Blitz Bits

Jon Meterparel's ascension to Boston College football play-by-play man on AM 680 WRKO was no shock to media insiders. According to several sources, Meterparel has been telling anyone who'll listen that he had the job. The question is whether he will be a better football announcer than he was a soccer announcer. Meterparel's radio calls of New England Revolution matches were enthusiastic, but lacked even a basic knowledge of the game. He should thrive in the more familiar sport of football.

In response to last week's item on Jimmy Myers not having a regular sports gig in Boston, several e-mailers in and out of the sports media field opined that Myers is a risky hire for stations because he comes across as an "angry black man.” While none of the e-mails were overtly racist in content, they do create a troubling feeling. The airwaves are scattered with similarly provocative personalities, Glenn Ordway, Gerry Callahan, Ron Borges, Bob Ryan and Andy Gresh to name a few. Does this mean that it's OK to be angry, as long as you are an angry white man? Myers, incidentally, may also resurface at ESPN Radio in Boston.

Fox Sports Net (FSN) has done a great job covering the Celtics at the NBA Summer League in Las Vegas. Kudos to Greg Dickerson for chasing down some excellent interviews with players, VP Danny Ainge and coach Doc Rivers. FSN is clearly trying to do with the Celtics what NESN has done with the Red Sox, namely, provide year-round coverage. It's working.

FSN's "New England Sports Tonight” Grab Bag segment is fast and fun. I just wish it would not degenerate into silly topics. This week, Gary Tanguay, Michael Felger and Ryen Russillo discussed nicknames for Shaquille O'Neal and " Charlie and the Chocolate Factory.” Humor is great, but I'd rather see these very talented guys rant on sports.

Does Jackie MacMullan actually say "looney bin” in a NESN "SportsPlus” promo? I'm no political correctness bloodhound, but surely NESN could have chosen a better sound bite from the incredibly intelligent MacMullan.

"Patriots Football Weekly” writer Paul Perillo deserves credit for his July 6 column looking at the Richard Seymour contract controversy from Seymour's perspective. Kudos also to the Kraft family for allowing such a column. PFW continues to be uniquely objective in reporting on the team that pays its bills.

Cris Collinsworth will return to NBC as an NFL studio analyst and co-host of " NBC's Sunday Night Football” in 2006. Collinsworth provokes response from viewers and has become a signature voice of the league. Good move for NBC.

Rising Stars

Rob Bradford, WEEI: Lowell Sun writer was glib, informative and engaging alongside Dale Arnold this week. Should be on WEEI's short list of guest hosts.

Eddie Andelman, AM 1510: Signed new deal with WWZN this week. Yes, he sides with his friends. Yes, he talks too much about gambling and food and yes, he does not garner high ratings, but Andelman remains one of the few unique voices in Boston media.

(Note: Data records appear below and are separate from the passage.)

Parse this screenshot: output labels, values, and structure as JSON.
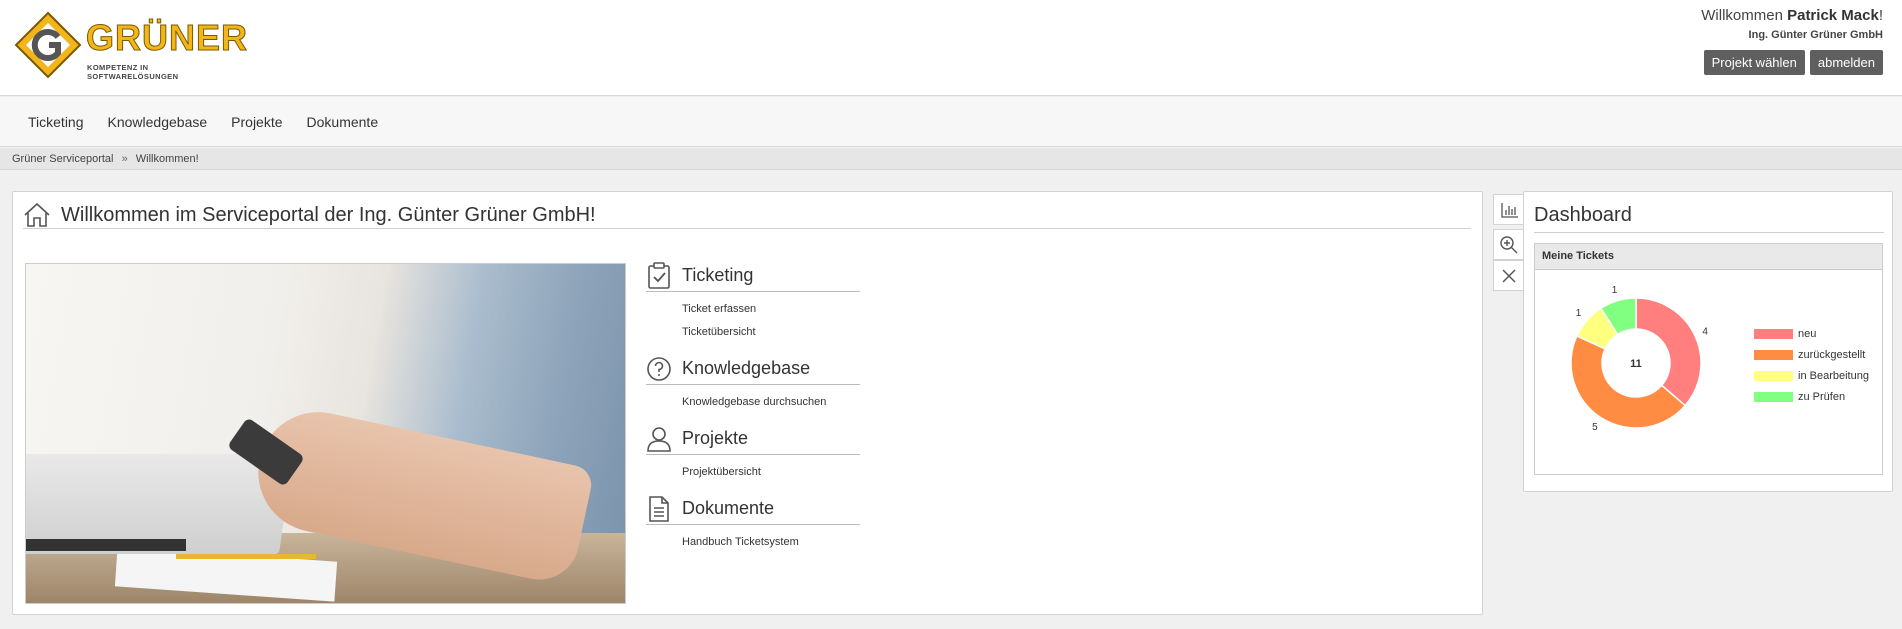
{
  "header": {
    "logo": {
      "brand": "GRÜNER",
      "tagline": "KOMPETENZ IN SOFTWARELÖSUNGEN"
    },
    "welcome_prefix": "Willkommen ",
    "user_name": "Patrick Mack",
    "welcome_suffix": "!",
    "company": "Ing. Günter Grüner GmbH",
    "btn_select_project": "Projekt wählen",
    "btn_logout": "abmelden"
  },
  "nav": {
    "items": [
      "Ticketing",
      "Knowledgebase",
      "Projekte",
      "Dokumente"
    ]
  },
  "breadcrumb": {
    "items": [
      "Grüner Serviceportal",
      "Willkommen!"
    ],
    "separator": "»"
  },
  "main": {
    "title": "Willkommen im Serviceportal der Ing. Günter Grüner GmbH!",
    "sections": [
      {
        "icon": "clipboard-check-icon",
        "title": "Ticketing",
        "links": [
          "Ticket erfassen",
          "Ticketübersicht"
        ]
      },
      {
        "icon": "question-circle-icon",
        "title": "Knowledgebase",
        "links": [
          "Knowledgebase durchsuchen"
        ]
      },
      {
        "icon": "user-icon",
        "title": "Projekte",
        "links": [
          "Projektübersicht"
        ]
      },
      {
        "icon": "document-icon",
        "title": "Dokumente",
        "links": [
          "Handbuch Ticketsystem"
        ]
      }
    ]
  },
  "side_tabs": [
    "bar-chart-icon",
    "zoom-in-icon",
    "close-icon"
  ],
  "dashboard": {
    "title": "Dashboard",
    "box_title": "Meine Tickets",
    "colors": {
      "neu": "#ff7f7f",
      "zurueckgestellt": "#ff8c42",
      "in_bearbeitung": "#ffff80",
      "zu_pruefen": "#80ff80"
    }
  },
  "chart_data": {
    "type": "pie",
    "donut": true,
    "center_label": "11",
    "categories": [
      "neu",
      "zurückgestellt",
      "in Bearbeitung",
      "zu Prüfen"
    ],
    "values": [
      4,
      5,
      1,
      1
    ],
    "colors": [
      "#ff7f7f",
      "#ff8c42",
      "#ffff80",
      "#80ff80"
    ],
    "legend_position": "right"
  }
}
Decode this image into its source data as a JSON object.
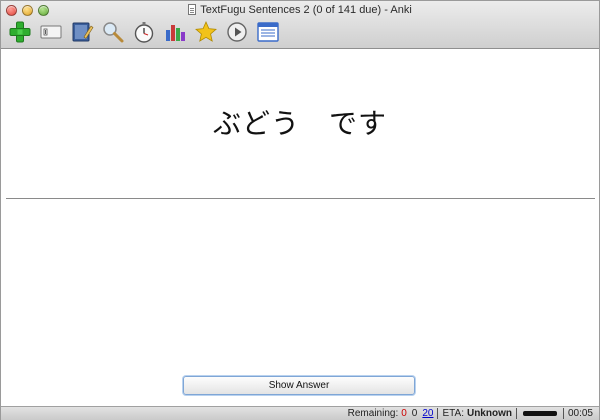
{
  "window": {
    "title": "TextFugu Sentences 2 (0 of 141 due) - Anki"
  },
  "toolbar": {
    "items": [
      {
        "icon": "add-icon",
        "color": "#2fae2f"
      },
      {
        "icon": "browse-icon"
      },
      {
        "icon": "edit-icon"
      },
      {
        "icon": "search-icon"
      },
      {
        "icon": "timer-icon"
      },
      {
        "icon": "statistics-icon"
      },
      {
        "icon": "star-icon",
        "color": "#f2c21a"
      },
      {
        "icon": "play-icon"
      },
      {
        "icon": "list-icon"
      }
    ]
  },
  "card": {
    "question": "ぶどう　です",
    "show_answer_label": "Show Answer"
  },
  "status": {
    "remaining_label": "Remaining:",
    "new_count": "0",
    "learning_count": "0",
    "review_count": "20",
    "eta_label": "ETA:",
    "eta_value": "Unknown",
    "progress": 1.0,
    "time": "00:05",
    "colors": {
      "new": "#cc0000",
      "review": "#0000cc"
    }
  }
}
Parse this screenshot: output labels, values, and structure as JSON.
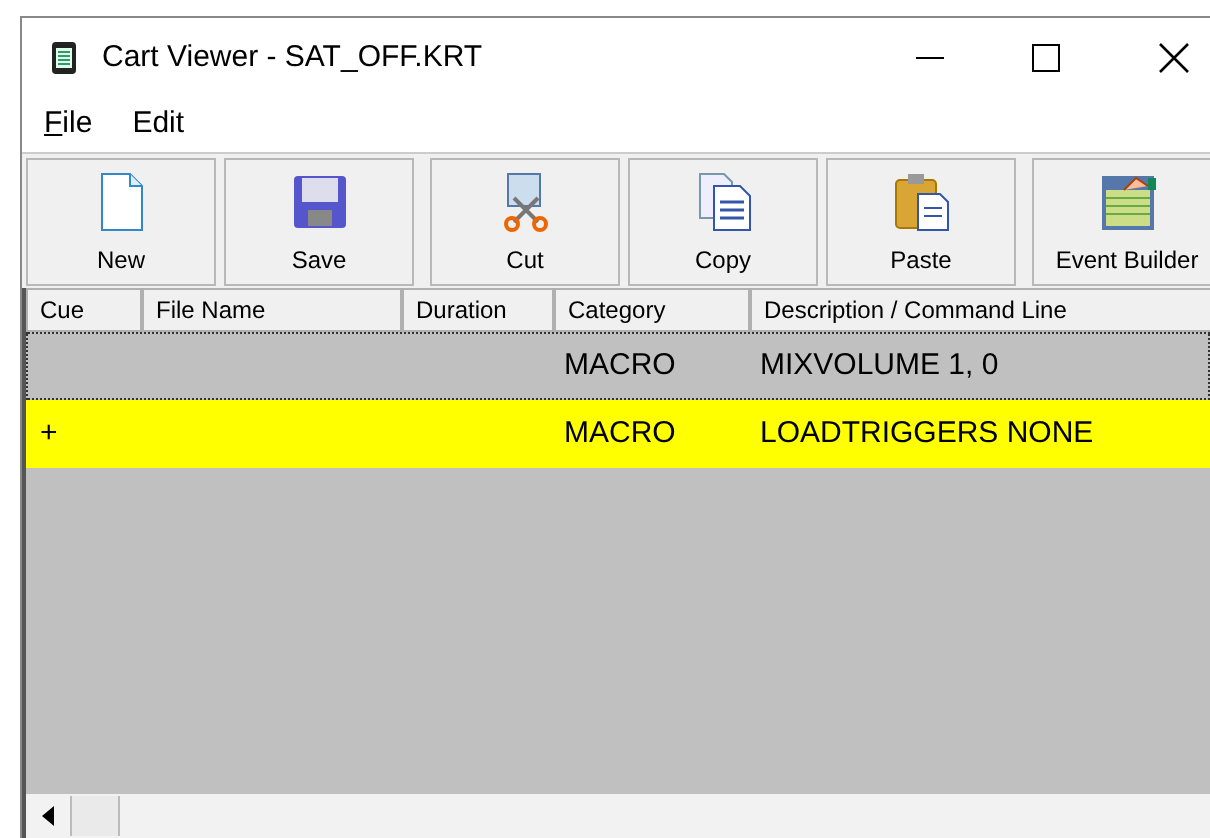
{
  "window": {
    "title": "Cart Viewer - SAT_OFF.KRT"
  },
  "menu": [
    {
      "label": "File",
      "underline_first": true
    },
    {
      "label": "Edit",
      "underline_first": false
    }
  ],
  "toolbar": [
    {
      "label": "New",
      "kind": "new"
    },
    {
      "label": "Save",
      "kind": "save"
    },
    {
      "kind": "separator"
    },
    {
      "label": "Cut",
      "kind": "cut"
    },
    {
      "label": "Copy",
      "kind": "copy"
    },
    {
      "label": "Paste",
      "kind": "paste"
    },
    {
      "kind": "separator"
    },
    {
      "label": "Event Builder",
      "kind": "event"
    }
  ],
  "table": {
    "columns": [
      "Cue",
      "File Name",
      "Duration",
      "Category",
      "Description / Command Line"
    ],
    "rows": [
      {
        "cells": [
          "",
          "",
          "",
          "MACRO",
          "MIXVOLUME 1, 0"
        ],
        "selected": true,
        "color": "#c0c0c0"
      },
      {
        "cells": [
          "+",
          "",
          "",
          "MACRO",
          "LOADTRIGGERS NONE"
        ],
        "selected": false,
        "color": "#ffff00"
      }
    ]
  }
}
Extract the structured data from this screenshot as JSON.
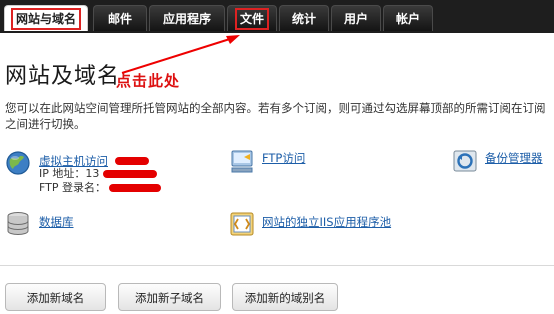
{
  "nav": {
    "tabs": [
      {
        "label": "网站与域名",
        "active": true
      },
      {
        "label": "邮件",
        "active": false
      },
      {
        "label": "应用程序",
        "active": false
      },
      {
        "label": "文件",
        "active": false,
        "highlighted": true
      },
      {
        "label": "统计",
        "active": false
      },
      {
        "label": "用户",
        "active": false
      },
      {
        "label": "帐户",
        "active": false
      }
    ]
  },
  "main": {
    "title": "网站及域名",
    "annotation": "点击此处",
    "description": "您可以在此网站空间管理所托管网站的全部内容。若有多个订阅，则可通过勾选屏幕顶部的所需订阅在订阅之间进行切换。"
  },
  "tools": {
    "hosting": {
      "label": "虚拟主机访问",
      "ip_label": "IP 地址：13",
      "ftp_label": "FTP 登录名："
    },
    "ftp": {
      "label": "FTP访问"
    },
    "backup": {
      "label": "备份管理器"
    },
    "database": {
      "label": "数据库"
    },
    "iis": {
      "label": "网站的独立IIS应用程序池"
    }
  },
  "buttons": {
    "add_domain": "添加新域名",
    "add_subdomain": "添加新子域名",
    "add_alias": "添加新的域别名"
  },
  "colors": {
    "accent_red": "#d11111",
    "link_blue": "#1d5ea8",
    "nav_bg": "#1e1e1e"
  }
}
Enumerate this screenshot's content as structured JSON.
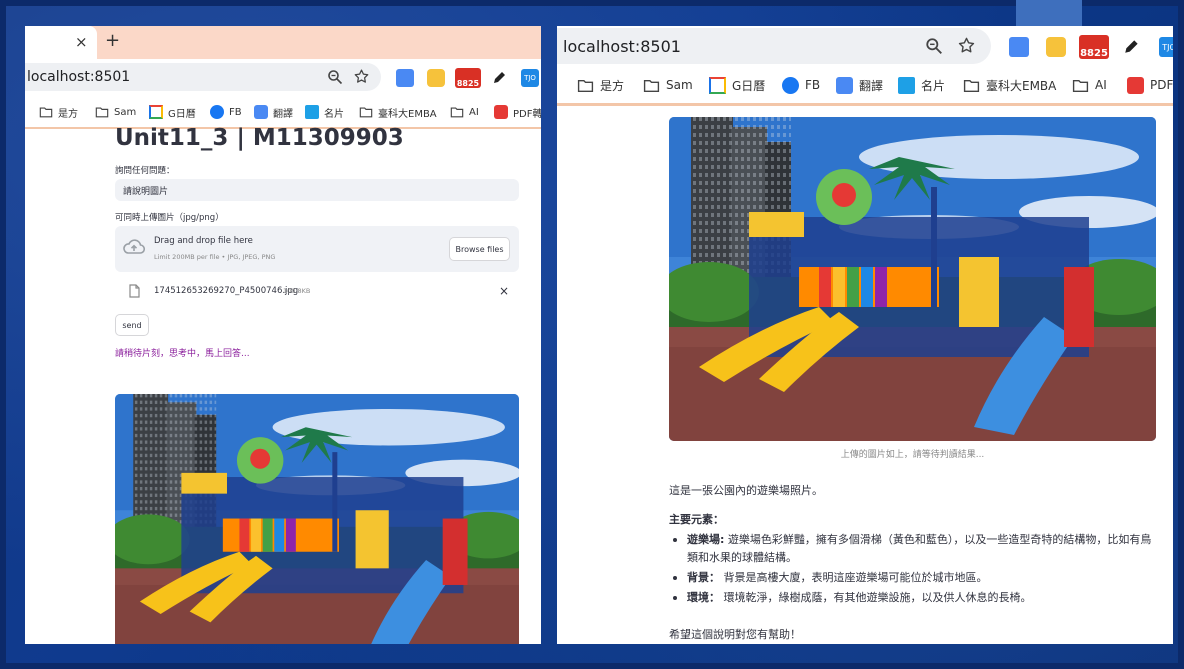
{
  "left_window": {
    "browser": {
      "url": "localhost:8501",
      "tab_close": "×",
      "new_tab": "+",
      "notif_count": "8825",
      "ext_tj": "TJO",
      "bookmarks": [
        {
          "label": "是方",
          "icon": "folder-icon"
        },
        {
          "label": "Sam",
          "icon": "folder-icon"
        },
        {
          "label": "G日曆",
          "icon": "calendar-icon"
        },
        {
          "label": "FB",
          "icon": "facebook-icon"
        },
        {
          "label": "翻譯",
          "icon": "translate-icon"
        },
        {
          "label": "名片",
          "icon": "card-icon"
        },
        {
          "label": "臺科大EMBA",
          "icon": "folder-icon"
        },
        {
          "label": "AI",
          "icon": "folder-icon"
        },
        {
          "label": "PDF轉",
          "icon": "pdf-icon"
        }
      ]
    },
    "app": {
      "title": "Unit11_3 | M11309903",
      "question_label": "詢問任何問題：",
      "question_value": "請說明圖片",
      "upload_label": "可同時上傳圖片（jpg/png）",
      "dropzone_title": "Drag and drop file here",
      "dropzone_limit": "Limit 200MB per file • JPG, JPEG, PNG",
      "browse_label": "Browse files",
      "file_name": "174512653269270_P4500746.jpg",
      "file_size": "100.8KB",
      "file_remove": "×",
      "send_label": "send",
      "status_text": "請稍待片刻，思考中，馬上回答..."
    }
  },
  "right_window": {
    "browser": {
      "url": "localhost:8501",
      "notif_count": "8825",
      "ext_tj": "TJO",
      "bookmarks": [
        {
          "label": "是方",
          "icon": "folder-icon"
        },
        {
          "label": "Sam",
          "icon": "folder-icon"
        },
        {
          "label": "G日曆",
          "icon": "calendar-icon"
        },
        {
          "label": "FB",
          "icon": "facebook-icon"
        },
        {
          "label": "翻譯",
          "icon": "translate-icon"
        },
        {
          "label": "名片",
          "icon": "card-icon"
        },
        {
          "label": "臺科大EMBA",
          "icon": "folder-icon"
        },
        {
          "label": "AI",
          "icon": "folder-icon"
        },
        {
          "label": "PDF",
          "icon": "pdf-icon"
        }
      ]
    },
    "app": {
      "image_caption": "上傳的圖片如上，請等待判讀結果...",
      "intro": "這是一張公園內的遊樂場照片。",
      "section_title": "主要元素：",
      "elements": [
        {
          "term": "遊樂場:",
          "text": " 遊樂場色彩鮮豔，擁有多個滑梯（黃色和藍色），以及一些造型奇特的結構物，比如有鳥類和水果的球體結構。"
        },
        {
          "term": "背景：",
          "text": " 背景是高樓大廈，表明這座遊樂場可能位於城市地區。"
        },
        {
          "term": "環境：",
          "text": " 環境乾淨，綠樹成蔭，有其他遊樂設施，以及供人休息的長椅。"
        }
      ],
      "closing": "希望這個說明對您有幫助！"
    }
  },
  "colors": {
    "status_purple": "#8b1f9c",
    "toolbar_accent": "#f3c6a8",
    "tabstrip": "#fbd8c8",
    "background_blue": "#0f3a8e"
  }
}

Dennis Eckersley, NESN: Outspoken Hall of Famer was the first Boston media guy to say that Keith Foulke had to be replaced as the team's closer. Very refreshing candor for a former player. Ex-big leaguers are notoriously soft on their contemporaries.

Falling Stars

Mike Adams, WEEI: Trashed Terry Francona for giving several players a day off vs. Baltimore. Very hypocritical given that Adams was working at a station where most of the regular hosts were on vacation during a busy sports week. Trashed Barry Bonds for taking steroids. Very hypocritical given Adams' own past drug-related offenses.

Alan Greenberg, FSN: Following Johnny Damon's comments about Curt Schilling going to the bullpen, Greenberg said that Damon considers himself "the straw that stirs the drink” in Boston. An irresponsible and incorrect assessment of Damon, who is every bit the team guy that Schilling is.

John Valentin, WEEI: Unlike Eckersley, Valentin was laughably soft on Keith Foulke during a recent radio interview. Valentin continues to spew the same tired, unremarkable ex-player drivel. He needs to make a stand.

John Molori's columns have been published in The Providence Journal, The Boston Metro, The Lawrence Eagle-Tribune, The Salem Evening News, The Newburyport Daily News, The Gloucester Times, Patriots Football Weekly, Boston Sports Review, New England Hockey Journal,,,,, and Email John at [email protected]